Collection entries:
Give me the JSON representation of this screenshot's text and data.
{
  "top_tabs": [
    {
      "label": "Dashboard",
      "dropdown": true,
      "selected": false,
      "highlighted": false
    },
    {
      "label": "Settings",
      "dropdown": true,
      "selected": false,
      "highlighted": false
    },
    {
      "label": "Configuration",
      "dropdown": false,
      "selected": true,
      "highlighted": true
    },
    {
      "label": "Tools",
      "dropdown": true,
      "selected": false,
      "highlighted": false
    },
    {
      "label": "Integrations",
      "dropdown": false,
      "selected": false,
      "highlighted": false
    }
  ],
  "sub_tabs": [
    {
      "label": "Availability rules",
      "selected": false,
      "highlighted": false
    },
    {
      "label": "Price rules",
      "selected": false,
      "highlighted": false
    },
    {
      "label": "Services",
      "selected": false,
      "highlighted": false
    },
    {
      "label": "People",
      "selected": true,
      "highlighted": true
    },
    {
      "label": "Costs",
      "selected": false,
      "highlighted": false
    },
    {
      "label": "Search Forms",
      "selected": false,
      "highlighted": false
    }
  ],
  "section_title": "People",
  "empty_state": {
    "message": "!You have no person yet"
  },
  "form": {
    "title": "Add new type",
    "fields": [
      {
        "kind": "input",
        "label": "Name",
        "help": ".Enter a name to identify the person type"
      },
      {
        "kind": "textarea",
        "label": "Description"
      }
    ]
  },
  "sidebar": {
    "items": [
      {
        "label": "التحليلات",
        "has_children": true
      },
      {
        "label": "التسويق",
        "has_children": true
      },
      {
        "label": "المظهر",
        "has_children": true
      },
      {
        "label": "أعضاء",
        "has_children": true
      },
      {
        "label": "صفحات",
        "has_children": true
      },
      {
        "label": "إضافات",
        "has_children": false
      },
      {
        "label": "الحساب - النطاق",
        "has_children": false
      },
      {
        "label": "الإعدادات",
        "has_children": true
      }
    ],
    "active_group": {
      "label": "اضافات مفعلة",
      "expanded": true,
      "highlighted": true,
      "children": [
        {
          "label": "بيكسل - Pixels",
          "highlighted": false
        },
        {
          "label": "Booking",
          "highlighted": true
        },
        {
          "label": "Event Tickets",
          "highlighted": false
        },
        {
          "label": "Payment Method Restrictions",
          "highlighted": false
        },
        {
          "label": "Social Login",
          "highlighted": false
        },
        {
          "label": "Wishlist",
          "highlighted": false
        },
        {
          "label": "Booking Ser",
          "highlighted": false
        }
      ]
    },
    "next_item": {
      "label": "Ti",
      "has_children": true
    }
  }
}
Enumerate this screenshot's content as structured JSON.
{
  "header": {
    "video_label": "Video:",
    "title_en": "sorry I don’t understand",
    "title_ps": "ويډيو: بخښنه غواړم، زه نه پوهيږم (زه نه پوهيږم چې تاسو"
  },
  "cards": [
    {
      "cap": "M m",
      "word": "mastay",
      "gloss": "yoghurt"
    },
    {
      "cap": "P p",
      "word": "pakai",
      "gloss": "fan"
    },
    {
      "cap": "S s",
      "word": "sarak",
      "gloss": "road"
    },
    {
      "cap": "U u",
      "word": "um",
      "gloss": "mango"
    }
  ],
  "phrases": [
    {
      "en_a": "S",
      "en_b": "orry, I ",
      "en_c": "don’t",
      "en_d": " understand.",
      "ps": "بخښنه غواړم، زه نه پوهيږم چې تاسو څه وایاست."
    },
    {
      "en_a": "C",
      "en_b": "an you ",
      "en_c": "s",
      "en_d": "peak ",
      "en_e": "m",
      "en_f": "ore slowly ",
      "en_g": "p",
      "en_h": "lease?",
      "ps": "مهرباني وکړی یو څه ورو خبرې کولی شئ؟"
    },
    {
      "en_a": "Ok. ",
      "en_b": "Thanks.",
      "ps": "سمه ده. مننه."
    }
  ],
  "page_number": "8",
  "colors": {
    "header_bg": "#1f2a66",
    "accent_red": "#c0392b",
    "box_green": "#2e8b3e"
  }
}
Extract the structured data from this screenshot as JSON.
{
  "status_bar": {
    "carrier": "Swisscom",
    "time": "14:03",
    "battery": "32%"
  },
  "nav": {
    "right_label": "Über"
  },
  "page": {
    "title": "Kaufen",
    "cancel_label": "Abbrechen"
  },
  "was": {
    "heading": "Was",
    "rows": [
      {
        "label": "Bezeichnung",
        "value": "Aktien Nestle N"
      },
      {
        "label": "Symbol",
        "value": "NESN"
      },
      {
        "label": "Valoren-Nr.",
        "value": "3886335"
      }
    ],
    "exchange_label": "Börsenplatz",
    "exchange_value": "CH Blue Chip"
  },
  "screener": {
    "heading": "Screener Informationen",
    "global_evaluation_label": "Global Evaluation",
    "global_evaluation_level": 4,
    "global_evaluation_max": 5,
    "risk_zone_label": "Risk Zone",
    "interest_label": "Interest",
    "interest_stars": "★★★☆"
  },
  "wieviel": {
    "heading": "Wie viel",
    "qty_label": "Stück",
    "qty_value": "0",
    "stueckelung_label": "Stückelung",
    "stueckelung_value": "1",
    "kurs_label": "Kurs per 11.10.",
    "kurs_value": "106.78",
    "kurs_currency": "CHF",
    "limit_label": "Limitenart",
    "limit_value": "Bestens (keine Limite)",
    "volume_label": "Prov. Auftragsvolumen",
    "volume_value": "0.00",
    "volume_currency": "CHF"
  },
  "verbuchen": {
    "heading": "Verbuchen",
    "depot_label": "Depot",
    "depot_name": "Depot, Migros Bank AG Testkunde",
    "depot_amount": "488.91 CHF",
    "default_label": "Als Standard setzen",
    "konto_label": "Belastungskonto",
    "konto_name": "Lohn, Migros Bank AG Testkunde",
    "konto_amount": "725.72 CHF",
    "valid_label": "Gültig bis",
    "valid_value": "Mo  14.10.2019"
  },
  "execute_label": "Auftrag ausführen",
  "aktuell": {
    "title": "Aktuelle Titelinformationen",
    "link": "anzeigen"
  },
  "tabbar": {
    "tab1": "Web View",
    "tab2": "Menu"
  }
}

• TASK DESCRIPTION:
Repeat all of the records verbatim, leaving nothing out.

• TASK RESPONSE:
Give me the JSON representation of this screenshot's text and data.
{
  "top_tabs": [
    {
      "label": "Dashboard",
      "dropdown": true,
      "selected": false,
      "highlighted": false
    },
    {
      "label": "Settings",
      "dropdown": true,
      "selected": false,
      "highlighted": false
    },
    {
      "label": "Configuration",
      "dropdown": false,
      "selected": true,
      "highlighted": true
    },
    {
      "label": "Tools",
      "dropdown": true,
      "selected": false,
      "highlighted": false
    },
    {
      "label": "Integrations",
      "dropdown": false,
      "selected": false,
      "highlighted": false
    }
  ],
  "sub_tabs": [
    {
      "label": "Availability rules",
      "selected": false,
      "highlighted": false
    },
    {
      "label": "Price rules",
      "selected": false,
      "highlighted": false
    },
    {
      "label": "Services",
      "selected": false,
      "highlighted": false
    },
    {
      "label": "People",
      "selected": true,
      "highlighted": true
    },
    {
      "label": "Costs",
      "selected": false,
      "highlighted": false
    },
    {
      "label": "Search Forms",
      "selected": false,
      "highlighted": false
    }
  ],
  "section_title": "People",
  "empty_state": {
    "message": "!You have no person yet"
  },
  "form": {
    "title": "Add new type",
    "fields": [
      {
        "kind": "input",
        "label": "Name",
        "help": ".Enter a name to identify the person type"
      },
      {
        "kind": "textarea",
        "label": "Description"
      }
    ]
  },
  "sidebar": {
    "items": [
      {
        "label": "التحليلات",
        "has_children": true
      },
      {
        "label": "التسويق",
        "has_children": true
      },
      {
        "label": "المظهر",
        "has_children": true
      },
      {
        "label": "أعضاء",
        "has_children": true
      },
      {
        "label": "صفحات",
        "has_children": true
      },
      {
        "label": "إضافات",
        "has_children": false
      },
      {
        "label": "الحساب - النطاق",
        "has_children": false
      },
      {
        "label": "الإعدادات",
        "has_children": true
      }
    ],
    "active_group": {
      "label": "اضافات مفعلة",
      "expanded": true,
      "highlighted": true,
      "children": [
        {
          "label": "بيكسل - Pixels",
          "highlighted": false
        },
        {
          "label": "Booking",
          "highlighted": true
        },
        {
          "label": "Event Tickets",
          "highlighted": false
        },
        {
          "label": "Payment Method Restrictions",
          "highlighted": false
        },
        {
          "label": "Social Login",
          "highlighted": false
        },
        {
          "label": "Wishlist",
          "highlighted": false
        },
        {
          "label": "Booking Ser",
          "highlighted": false
        }
      ]
    },
    "next_item": {
      "label": "Ti",
      "has_children": true
    }
  }
}
Enumerate this screenshot's content as structured JSON.
{
  "header": {
    "video_label": "Video:",
    "title_en": "sorry I don’t understand",
    "title_ps": "ويډيو: بخښنه غواړم، زه نه پوهيږم (زه نه پوهيږم چې تاسو"
  },
  "cards": [
    {
      "cap": "M m",
      "word": "mastay",
      "gloss": "yoghurt"
    },
    {
      "cap": "P p",
      "word": "pakai",
      "gloss": "fan"
    },
    {
      "cap": "S s",
      "word": "sarak",
      "gloss": "road"
    },
    {
      "cap": "U u",
      "word": "um",
      "gloss": "mango"
    }
  ],
  "phrases": [
    {
      "en_a": "S",
      "en_b": "orry, I ",
      "en_c": "don’t",
      "en_d": " understand.",
      "ps": "بخښنه غواړم، زه نه پوهيږم چې تاسو څه وایاست."
    },
    {
      "en_a": "C",
      "en_b": "an you ",
      "en_c": "s",
      "en_d": "peak ",
      "en_e": "m",
      "en_f": "ore slowly ",
      "en_g": "p",
      "en_h": "lease?",
      "ps": "مهرباني وکړی یو څه ورو خبرې کولی شئ؟"
    },
    {
      "en_a": "Ok. ",
      "en_b": "Thanks.",
      "ps": "سمه ده. مننه."
    }
  ],
  "page_number": "8",
  "colors": {
    "header_bg": "#1f2a66",
    "accent_red": "#c0392b",
    "box_green": "#2e8b3e"
  }
}
Extract the structured data from this screenshot as JSON.
{
  "status_bar": {
    "carrier": "Swisscom",
    "time": "14:03",
    "battery": "32%"
  },
  "nav": {
    "right_label": "Über"
  },
  "page": {
    "title": "Kaufen",
    "cancel_label": "Abbrechen"
  },
  "was": {
    "heading": "Was",
    "rows": [
      {
        "label": "Bezeichnung",
        "value": "Aktien Nestle N"
      },
      {
        "label": "Symbol",
        "value": "NESN"
      },
      {
        "label": "Valoren-Nr.",
        "value": "3886335"
      }
    ],
    "exchange_label": "Börsenplatz",
    "exchange_value": "CH Blue Chip"
  },
  "screener": {
    "heading": "Screener Informationen",
    "global_evaluation_label": "Global Evaluation",
    "global_evaluation_level": 4,
    "global_evaluation_max": 5,
    "risk_zone_label": "Risk Zone",
    "interest_label": "Interest",
    "interest_stars": "★★★☆"
  },
  "wieviel": {
    "heading": "Wie viel",
    "qty_label": "Stück",
    "qty_value": "0",
    "stueckelung_label": "Stückelung",
    "stueckelung_value": "1",
    "kurs_label": "Kurs per 11.10.",
    "kurs_value": "106.78",
    "kurs_currency": "CHF",
    "limit_label": "Limitenart",
    "limit_value": "Bestens (keine Limite)",
    "volume_label": "Prov. Auftragsvolumen",
    "volume_value": "0.00",
    "volume_currency": "CHF"
  },
  "verbuchen": {
    "heading": "Verbuchen",
    "depot_label": "Depot",
    "depot_name": "Depot, Migros Bank AG Testkunde",
    "depot_amount": "488.91 CHF",
    "default_label": "Als Standard setzen",
    "konto_label": "Belastungskonto",
    "konto_name": "Lohn, Migros Bank AG Testkunde",
    "konto_amount": "725.72 CHF",
    "valid_label": "Gültig bis",
    "valid_value": "Mo  14.10.2019"
  },
  "execute_label": "Auftrag ausführen",
  "aktuell": {
    "title": "Aktuelle Titelinformationen",
    "link": "anzeigen"
  },
  "tabbar": {
    "tab1": "Web View",
    "tab2": "Menu"
  }
}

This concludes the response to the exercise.